According to the Ontario Ministry of Natural Resources and Forestry, which leads wetland evaluations and programming in Ontario, "Fens are Peatlands that are poorly drained, but slow internal drainage does occur. Dominant vegetation is sedges, but shrubs and sparse, short tree growth may be present. Waters are circumneutral or only slightly acid. Three basic types are found. (a) Graminoid Fen - Open, sedge covered fen, with less than ten percent (10%) cover of shrubs or trees. (b) Low Shrub Fen - Open fen dominated by shrubs such as leatherleaf and dwarf birch less than 135 cm high. c) Treed Fen - Canopy cover more than ten percent (10%), usually tamarack, and usually not of merchantable size. " We can generalize that in central and northern Ontario fens are very similar to bogs; they are sphagnum dominated, but are less isolated with some movement of water, and therefore with more nutrients that would support some tree species like Tamaracks or black spruce. Cotton grass that likes extremely acidic waters is not dominant in a fen but is often found throughout bogs, as are pitcher plants, sundews, and other sedges.
Fens of southern Ontario, the Carolinas and a few rare instances at the southern edge of The Land Between zone near the dolomite and limestone, are often more alkaline and result not so much from isolation and the consequent formation of carbonic acid, but from seepage areas and/or the upward movement of groundwater.
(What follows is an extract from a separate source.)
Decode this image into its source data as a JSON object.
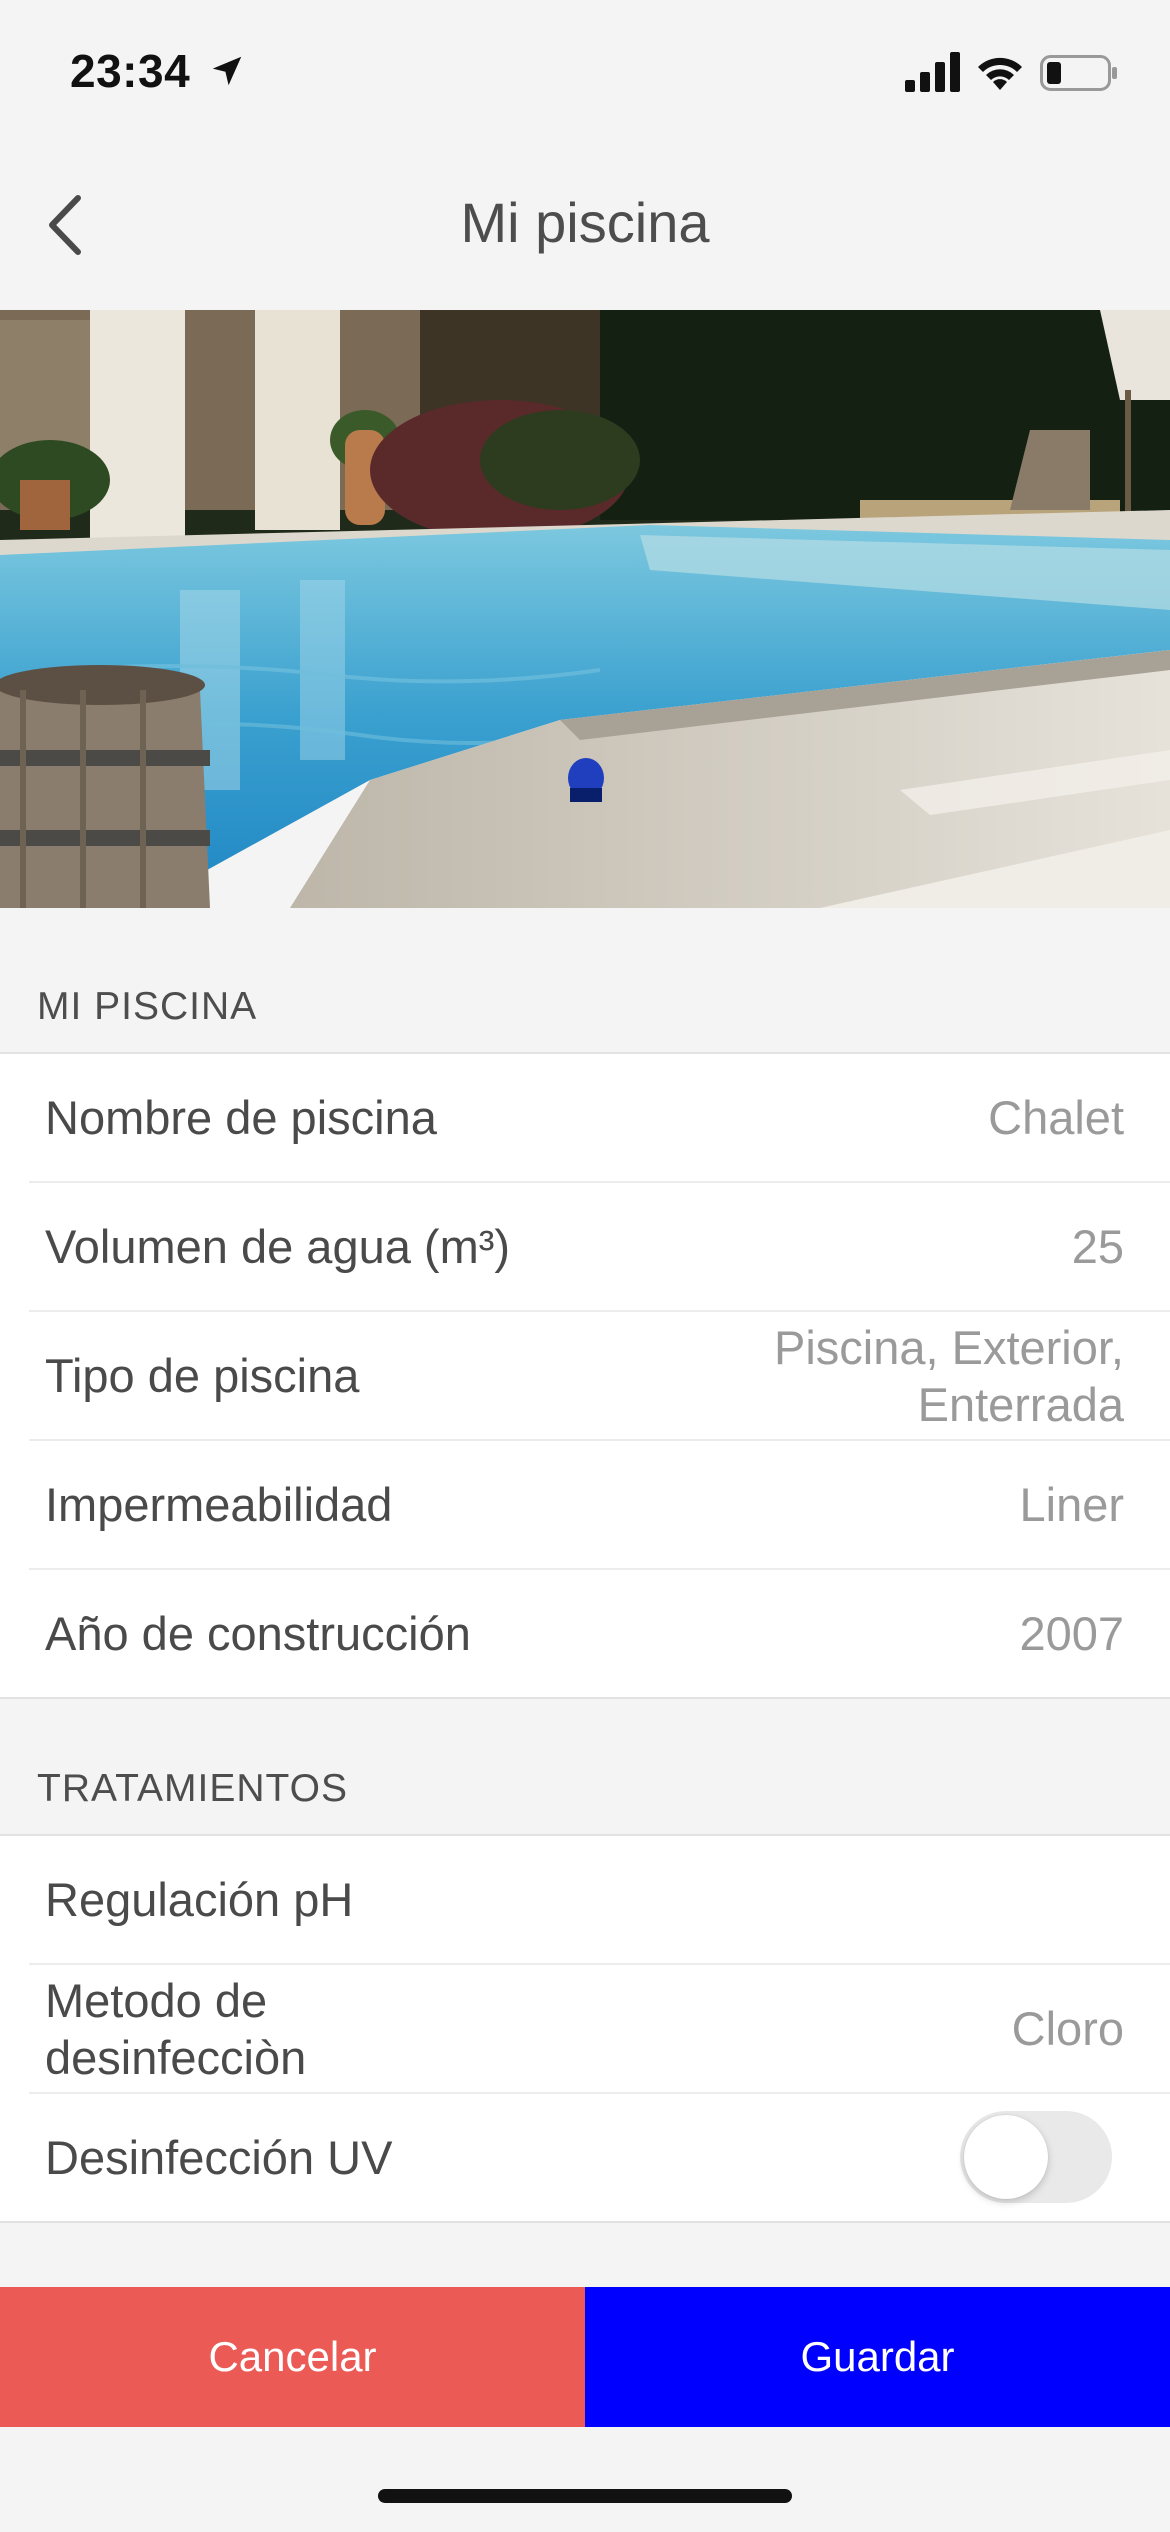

These fens are often flat areas that are moist and dominated by sedges; and they may have soils that are very fine and "clayey" known as Maarl, which are tiny calcareous particles or deposits.
But overall both bogs and fens have very few plant species (low diversity) because of the acidity and/or lack of nutrients in these systems.